Website and app data records
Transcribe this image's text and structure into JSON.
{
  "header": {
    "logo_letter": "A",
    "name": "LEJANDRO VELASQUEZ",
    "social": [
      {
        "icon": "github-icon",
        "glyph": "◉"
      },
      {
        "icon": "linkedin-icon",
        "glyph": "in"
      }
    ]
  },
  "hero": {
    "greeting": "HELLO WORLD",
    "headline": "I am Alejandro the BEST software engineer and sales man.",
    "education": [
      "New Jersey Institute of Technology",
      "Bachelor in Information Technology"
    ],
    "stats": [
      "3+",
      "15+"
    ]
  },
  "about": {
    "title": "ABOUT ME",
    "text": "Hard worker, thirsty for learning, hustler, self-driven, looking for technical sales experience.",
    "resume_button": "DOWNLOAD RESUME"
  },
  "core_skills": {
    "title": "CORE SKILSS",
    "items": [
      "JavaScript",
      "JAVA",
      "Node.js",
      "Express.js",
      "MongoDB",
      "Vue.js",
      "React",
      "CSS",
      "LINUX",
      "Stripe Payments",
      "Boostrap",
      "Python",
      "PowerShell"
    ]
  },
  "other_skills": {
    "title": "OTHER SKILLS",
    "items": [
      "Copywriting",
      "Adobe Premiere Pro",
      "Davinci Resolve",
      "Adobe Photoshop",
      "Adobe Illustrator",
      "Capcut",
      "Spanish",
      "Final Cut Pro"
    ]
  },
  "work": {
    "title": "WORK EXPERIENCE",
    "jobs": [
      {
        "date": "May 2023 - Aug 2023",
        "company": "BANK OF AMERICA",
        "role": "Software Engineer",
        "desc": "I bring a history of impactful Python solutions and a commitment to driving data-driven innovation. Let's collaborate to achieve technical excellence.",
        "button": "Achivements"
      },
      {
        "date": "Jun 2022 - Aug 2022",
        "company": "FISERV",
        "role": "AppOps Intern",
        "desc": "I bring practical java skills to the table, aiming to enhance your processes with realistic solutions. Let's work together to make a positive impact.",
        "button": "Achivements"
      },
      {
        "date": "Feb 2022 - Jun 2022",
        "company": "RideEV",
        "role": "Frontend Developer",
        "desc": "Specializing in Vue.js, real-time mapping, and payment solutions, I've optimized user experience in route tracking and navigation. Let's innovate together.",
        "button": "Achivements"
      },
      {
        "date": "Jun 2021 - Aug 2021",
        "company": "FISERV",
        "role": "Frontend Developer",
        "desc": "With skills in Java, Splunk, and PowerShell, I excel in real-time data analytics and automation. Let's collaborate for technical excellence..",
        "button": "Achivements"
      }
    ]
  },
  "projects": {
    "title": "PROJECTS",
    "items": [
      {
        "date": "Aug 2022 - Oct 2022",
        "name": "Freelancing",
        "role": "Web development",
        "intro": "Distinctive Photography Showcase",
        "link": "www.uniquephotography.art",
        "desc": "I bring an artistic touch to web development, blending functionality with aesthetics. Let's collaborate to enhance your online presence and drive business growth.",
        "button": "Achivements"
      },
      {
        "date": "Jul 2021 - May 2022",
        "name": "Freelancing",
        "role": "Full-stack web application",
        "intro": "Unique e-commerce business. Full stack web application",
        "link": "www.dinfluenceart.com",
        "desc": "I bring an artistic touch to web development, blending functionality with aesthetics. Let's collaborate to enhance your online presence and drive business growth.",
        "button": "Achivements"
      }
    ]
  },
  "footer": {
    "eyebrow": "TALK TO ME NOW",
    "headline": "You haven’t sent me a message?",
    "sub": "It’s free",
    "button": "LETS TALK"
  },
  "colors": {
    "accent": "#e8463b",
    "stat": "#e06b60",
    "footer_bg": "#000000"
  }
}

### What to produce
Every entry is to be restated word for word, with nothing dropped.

### Result of the exercise
Transcribe this image's text and structure into JSON.
{
  "header": {
    "logo_letter": "A",
    "name": "LEJANDRO VELASQUEZ",
    "social": [
      {
        "icon": "github-icon",
        "glyph": "◉"
      },
      {
        "icon": "linkedin-icon",
        "glyph": "in"
      }
    ]
  },
  "hero": {
    "greeting": "HELLO WORLD",
    "headline": "I am Alejandro the BEST software engineer and sales man.",
    "education": [
      "New Jersey Institute of Technology",
      "Bachelor in Information Technology"
    ],
    "stats": [
      "3+",
      "15+"
    ]
  },
  "about": {
    "title": "ABOUT ME",
    "text": "Hard worker, thirsty for learning, hustler, self-driven, looking for technical sales experience.",
    "resume_button": "DOWNLOAD RESUME"
  },
  "core_skills": {
    "title": "CORE SKILSS",
    "items": [
      "JavaScript",
      "JAVA",
      "Node.js",
      "Express.js",
      "MongoDB",
      "Vue.js",
      "React",
      "CSS",
      "LINUX",
      "Stripe Payments",
      "Boostrap",
      "Python",
      "PowerShell"
    ]
  },
  "other_skills": {
    "title": "OTHER SKILLS",
    "items": [
      "Copywriting",
      "Adobe Premiere Pro",
      "Davinci Resolve",
      "Adobe Photoshop",
      "Adobe Illustrator",
      "Capcut",
      "Spanish",
      "Final Cut Pro"
    ]
  },
  "work": {
    "title": "WORK EXPERIENCE",
    "jobs": [
      {
        "date": "May 2023 - Aug 2023",
        "company": "BANK OF AMERICA",
        "role": "Software Engineer",
        "desc": "I bring a history of impactful Python solutions and a commitment to driving data-driven innovation. Let's collaborate to achieve technical excellence.",
        "button": "Achivements"
      },
      {
        "date": "Jun 2022 - Aug 2022",
        "company": "FISERV",
        "role": "AppOps Intern",
        "desc": "I bring practical java skills to the table, aiming to enhance your processes with realistic solutions. Let's work together to make a positive impact.",
        "button": "Achivements"
      },
      {
        "date": "Feb 2022 - Jun 2022",
        "company": "RideEV",
        "role": "Frontend Developer",
        "desc": "Specializing in Vue.js, real-time mapping, and payment solutions, I've optimized user experience in route tracking and navigation. Let's innovate together.",
        "button": "Achivements"
      },
      {
        "date": "Jun 2021 - Aug 2021",
        "company": "FISERV",
        "role": "Frontend Developer",
        "desc": "With skills in Java, Splunk, and PowerShell, I excel in real-time data analytics and automation. Let's collaborate for technical excellence..",
        "button": "Achivements"
      }
    ]
  },
  "projects": {
    "title": "PROJECTS",
    "items": [
      {
        "date": "Aug 2022 - Oct 2022",
        "name": "Freelancing",
        "role": "Web development",
        "intro": "Distinctive Photography Showcase",
        "link": "www.uniquephotography.art",
        "desc": "I bring an artistic touch to web development, blending functionality with aesthetics. Let's collaborate to enhance your online presence and drive business growth.",
        "button": "Achivements"
      },
      {
        "date": "Jul 2021 - May 2022",
        "name": "Freelancing",
        "role": "Full-stack web application",
        "intro": "Unique e-commerce business. Full stack web application",
        "link": "www.dinfluenceart.com",
        "desc": "I bring an artistic touch to web development, blending functionality with aesthetics. Let's collaborate to enhance your online presence and drive business growth.",
        "button": "Achivements"
      }
    ]
  },
  "footer": {
    "eyebrow": "TALK TO ME NOW",
    "headline": "You haven’t sent me a message?",
    "sub": "It’s free",
    "button": "LETS TALK"
  },
  "colors": {
    "accent": "#e8463b",
    "stat": "#e06b60",
    "footer_bg": "#000000"
  }
}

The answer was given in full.